MH (35:14) “The smart companies are putting a focus on the account for a couple reasons. One, they understand that not all accounts are equal, that we need to understand: there’s my addressable market; there’s my target market; there’s the market that’s my maybe ready-to-buy based on a problem they have right now. So that level of precision is important … But, it’s still talking to people, and sometimes you’ll get a group call. But, oftentimes, as a sales rep … you’re just talking to one person. So it is a lead, but you have to understand the context in which that lead exists. And the relationship that individual has, actually the other people at that account have, and the history of people in that account have with your organization.”

Benchmark, learn and take forward action

Revenue stack automation. Speed, accuracy, efficiency. Account-centric approaches. None of these things are easy, nor are there silver bullets to solve these problems. But, you can start simple:

  1. Review your current processes. Do they match your strategy? Do they match your current stack and staffing? 
  2. Audit your tech stack. Are you getting what you need? Are you using that for which you are pay? Are there duplicative actions between tools?
  3. Consolidate where possible. Less sprawl makes for more consistency, greater speed, and better customer experiences
  4. Get a better view into account-level data. Connecting that inbound lead to an active account gives you access to the full history and creates a shared awareness and clear accountability on every signal, play, and process.
  5. Bring in a partner when needed. Sometimes we all need help to get our stacks aligned and a trusted partner can help ensure you are working with precision AND speed. 

Y’all, these are huge topics that are being discussed around the industry, and we could have spent more than an hour on each. Thank you so much to Mary, Matt, and Doug for taking the time to join us and share your thoughts. 

So what now?

 

Matt Lyman
Vice President, Demand Generation at LeanData
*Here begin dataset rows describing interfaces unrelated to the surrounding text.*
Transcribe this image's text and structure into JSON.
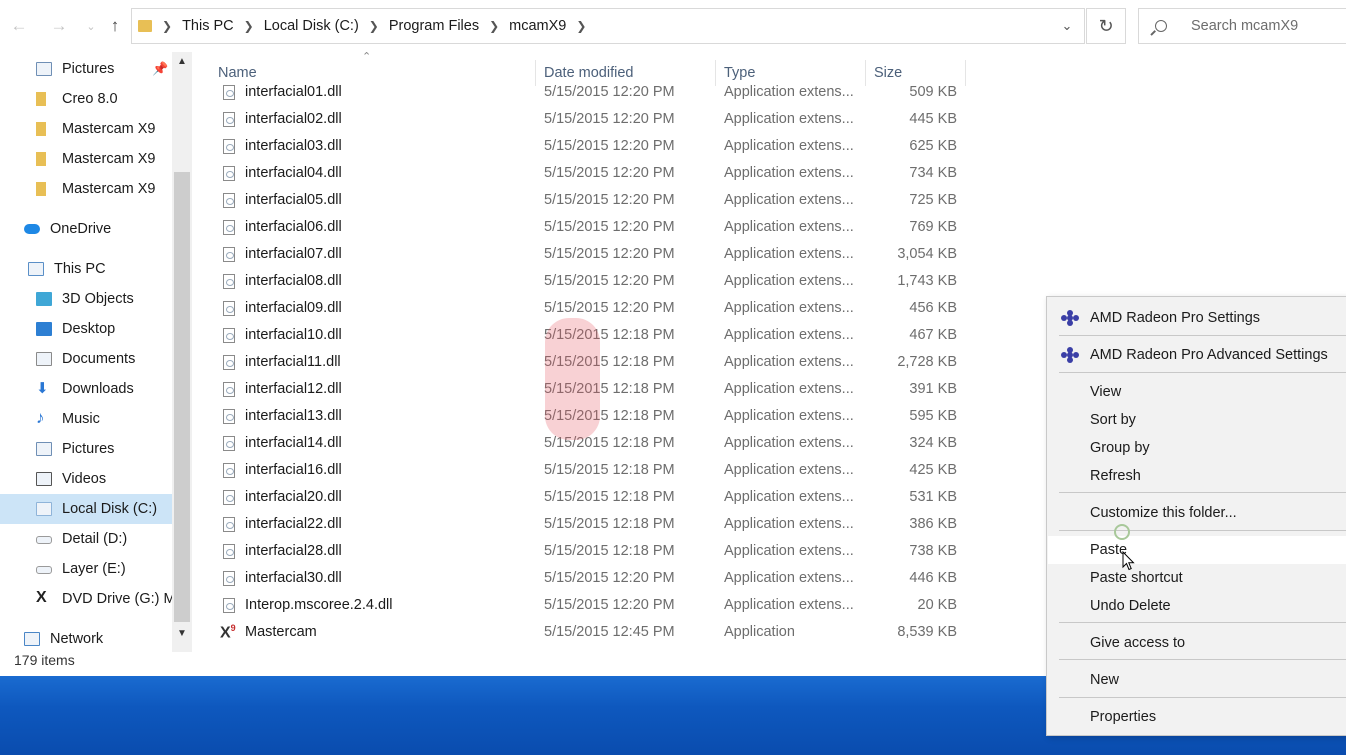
{
  "address": {
    "crumbs": [
      "This PC",
      "Local Disk (C:)",
      "Program Files",
      "mcamX9"
    ],
    "search_placeholder": "Search mcamX9"
  },
  "nav": {
    "items": [
      {
        "label": "Pictures",
        "icon": "pictures-icon",
        "pinned": true
      },
      {
        "label": "Creo 8.0",
        "icon": "folder-icon"
      },
      {
        "label": "Mastercam X9",
        "icon": "folder-icon"
      },
      {
        "label": "Mastercam X9",
        "icon": "folder-icon"
      },
      {
        "label": "Mastercam X9",
        "icon": "folder-icon"
      },
      {
        "label": "OneDrive",
        "icon": "cloud-icon"
      },
      {
        "label": "This PC",
        "icon": "computer-icon"
      },
      {
        "label": "3D Objects",
        "icon": "cube-icon"
      },
      {
        "label": "Desktop",
        "icon": "desktop-icon"
      },
      {
        "label": "Documents",
        "icon": "document-icon"
      },
      {
        "label": "Downloads",
        "icon": "download-arrow-icon"
      },
      {
        "label": "Music",
        "icon": "music-note-icon"
      },
      {
        "label": "Pictures",
        "icon": "pictures-icon"
      },
      {
        "label": "Videos",
        "icon": "film-icon"
      },
      {
        "label": "Local Disk (C:)",
        "icon": "windows-drive-icon",
        "selected": true
      },
      {
        "label": "Detail (D:)",
        "icon": "drive-icon"
      },
      {
        "label": "Layer (E:)",
        "icon": "drive-icon"
      },
      {
        "label": "DVD Drive (G:) M",
        "icon": "mastercam-dvd-icon"
      },
      {
        "label": "Network",
        "icon": "network-icon"
      }
    ],
    "status": "179 items"
  },
  "columns": {
    "name": "Name",
    "date": "Date modified",
    "type": "Type",
    "size": "Size"
  },
  "files": [
    {
      "name": "interfacial01.dll",
      "date": "5/15/2015 12:20 PM",
      "type": "Application extens...",
      "size": "509 KB"
    },
    {
      "name": "interfacial02.dll",
      "date": "5/15/2015 12:20 PM",
      "type": "Application extens...",
      "size": "445 KB"
    },
    {
      "name": "interfacial03.dll",
      "date": "5/15/2015 12:20 PM",
      "type": "Application extens...",
      "size": "625 KB"
    },
    {
      "name": "interfacial04.dll",
      "date": "5/15/2015 12:20 PM",
      "type": "Application extens...",
      "size": "734 KB"
    },
    {
      "name": "interfacial05.dll",
      "date": "5/15/2015 12:20 PM",
      "type": "Application extens...",
      "size": "725 KB"
    },
    {
      "name": "interfacial06.dll",
      "date": "5/15/2015 12:20 PM",
      "type": "Application extens...",
      "size": "769 KB"
    },
    {
      "name": "interfacial07.dll",
      "date": "5/15/2015 12:20 PM",
      "type": "Application extens...",
      "size": "3,054 KB"
    },
    {
      "name": "interfacial08.dll",
      "date": "5/15/2015 12:20 PM",
      "type": "Application extens...",
      "size": "1,743 KB"
    },
    {
      "name": "interfacial09.dll",
      "date": "5/15/2015 12:20 PM",
      "type": "Application extens...",
      "size": "456 KB"
    },
    {
      "name": "interfacial10.dll",
      "date": "5/15/2015 12:18 PM",
      "type": "Application extens...",
      "size": "467 KB"
    },
    {
      "name": "interfacial11.dll",
      "date": "5/15/2015 12:18 PM",
      "type": "Application extens...",
      "size": "2,728 KB"
    },
    {
      "name": "interfacial12.dll",
      "date": "5/15/2015 12:18 PM",
      "type": "Application extens...",
      "size": "391 KB"
    },
    {
      "name": "interfacial13.dll",
      "date": "5/15/2015 12:18 PM",
      "type": "Application extens...",
      "size": "595 KB"
    },
    {
      "name": "interfacial14.dll",
      "date": "5/15/2015 12:18 PM",
      "type": "Application extens...",
      "size": "324 KB"
    },
    {
      "name": "interfacial16.dll",
      "date": "5/15/2015 12:18 PM",
      "type": "Application extens...",
      "size": "425 KB"
    },
    {
      "name": "interfacial20.dll",
      "date": "5/15/2015 12:18 PM",
      "type": "Application extens...",
      "size": "531 KB"
    },
    {
      "name": "interfacial22.dll",
      "date": "5/15/2015 12:18 PM",
      "type": "Application extens...",
      "size": "386 KB"
    },
    {
      "name": "interfacial28.dll",
      "date": "5/15/2015 12:18 PM",
      "type": "Application extens...",
      "size": "738 KB"
    },
    {
      "name": "interfacial30.dll",
      "date": "5/15/2015 12:20 PM",
      "type": "Application extens...",
      "size": "446 KB"
    },
    {
      "name": "Interop.mscoree.2.4.dll",
      "date": "5/15/2015 12:20 PM",
      "type": "Application extens...",
      "size": "20 KB"
    },
    {
      "name": "Mastercam",
      "date": "5/15/2015 12:45 PM",
      "type": "Application",
      "size": "8,539 KB",
      "icon": "mastercam-x-icon"
    }
  ],
  "context_menu": {
    "items": [
      {
        "label": "AMD Radeon Pro Settings",
        "icon": "amd-radeon-icon"
      },
      {
        "label": "AMD Radeon Pro Advanced Settings",
        "icon": "amd-radeon-icon"
      },
      {
        "label": "View"
      },
      {
        "label": "Sort by"
      },
      {
        "label": "Group by"
      },
      {
        "label": "Refresh"
      },
      {
        "label": "Customize this folder..."
      },
      {
        "label": "Paste",
        "hover": true
      },
      {
        "label": "Paste shortcut"
      },
      {
        "label": "Undo Delete"
      },
      {
        "label": "Give access to"
      },
      {
        "label": "New"
      },
      {
        "label": "Properties"
      }
    ]
  },
  "colors": {
    "accent_selected": "#cce4f7",
    "taskbar": "#0e58be",
    "amd_icon": "#3b3fa6"
  }
}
A passionate fighter for diversity and inclusion, Matt Lyman is the Vice President of Demand Generation at LeanData, where he focuses on building high-performing teams, setting objectives based on organizational goals, identifying leaks in the funnel, testing new messaging and strategies, and working with Sales to ensure they have what they need to accelerate the sales process. Connect with Matt on LinkedIn.